> _TO DO_:
Show each line of the records in which the word "value" occurs.

::: MATERIAL FOR THE TASK :::

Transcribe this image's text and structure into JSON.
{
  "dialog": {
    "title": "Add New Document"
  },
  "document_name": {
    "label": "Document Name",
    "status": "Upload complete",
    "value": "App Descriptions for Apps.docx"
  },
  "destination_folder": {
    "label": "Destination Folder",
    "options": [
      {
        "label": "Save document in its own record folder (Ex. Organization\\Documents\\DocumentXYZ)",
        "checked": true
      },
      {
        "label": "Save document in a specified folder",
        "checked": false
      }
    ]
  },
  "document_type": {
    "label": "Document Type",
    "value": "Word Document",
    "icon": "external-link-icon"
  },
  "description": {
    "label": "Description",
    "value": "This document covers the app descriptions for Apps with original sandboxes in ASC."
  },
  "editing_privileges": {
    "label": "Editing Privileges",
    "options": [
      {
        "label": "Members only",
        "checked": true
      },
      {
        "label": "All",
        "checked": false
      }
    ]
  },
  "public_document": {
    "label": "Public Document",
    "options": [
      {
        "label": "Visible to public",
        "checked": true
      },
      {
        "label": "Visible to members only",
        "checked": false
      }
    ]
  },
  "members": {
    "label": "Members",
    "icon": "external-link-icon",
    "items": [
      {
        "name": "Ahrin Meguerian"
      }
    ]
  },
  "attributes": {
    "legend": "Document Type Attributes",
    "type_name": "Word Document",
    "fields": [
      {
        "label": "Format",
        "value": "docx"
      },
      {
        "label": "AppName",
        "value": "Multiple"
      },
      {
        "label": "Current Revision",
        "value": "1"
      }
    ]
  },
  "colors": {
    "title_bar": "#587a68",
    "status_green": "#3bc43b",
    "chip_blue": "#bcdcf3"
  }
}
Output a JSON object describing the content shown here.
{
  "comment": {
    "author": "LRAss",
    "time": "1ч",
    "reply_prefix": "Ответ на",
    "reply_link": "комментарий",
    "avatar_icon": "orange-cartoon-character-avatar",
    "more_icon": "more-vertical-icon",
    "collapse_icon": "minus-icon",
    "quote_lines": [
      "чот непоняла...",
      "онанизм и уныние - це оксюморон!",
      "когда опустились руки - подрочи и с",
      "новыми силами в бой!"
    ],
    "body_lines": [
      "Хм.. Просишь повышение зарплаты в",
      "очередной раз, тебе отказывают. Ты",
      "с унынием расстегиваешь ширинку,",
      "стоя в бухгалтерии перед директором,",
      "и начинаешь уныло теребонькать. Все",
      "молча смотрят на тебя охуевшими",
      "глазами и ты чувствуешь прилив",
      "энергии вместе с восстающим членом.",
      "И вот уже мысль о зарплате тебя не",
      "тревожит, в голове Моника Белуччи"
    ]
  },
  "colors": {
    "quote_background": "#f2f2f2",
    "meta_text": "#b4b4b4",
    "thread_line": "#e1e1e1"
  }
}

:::

> _FINAL ANSWER_:
    "value": "App Descriptions for Apps.docx"
    "value": "Word Document",
    "value": "This document covers the app descriptions for Apps with original sandboxes in ASC."
        "value": "docx"
        "value": "Multiple"
        "value": "1"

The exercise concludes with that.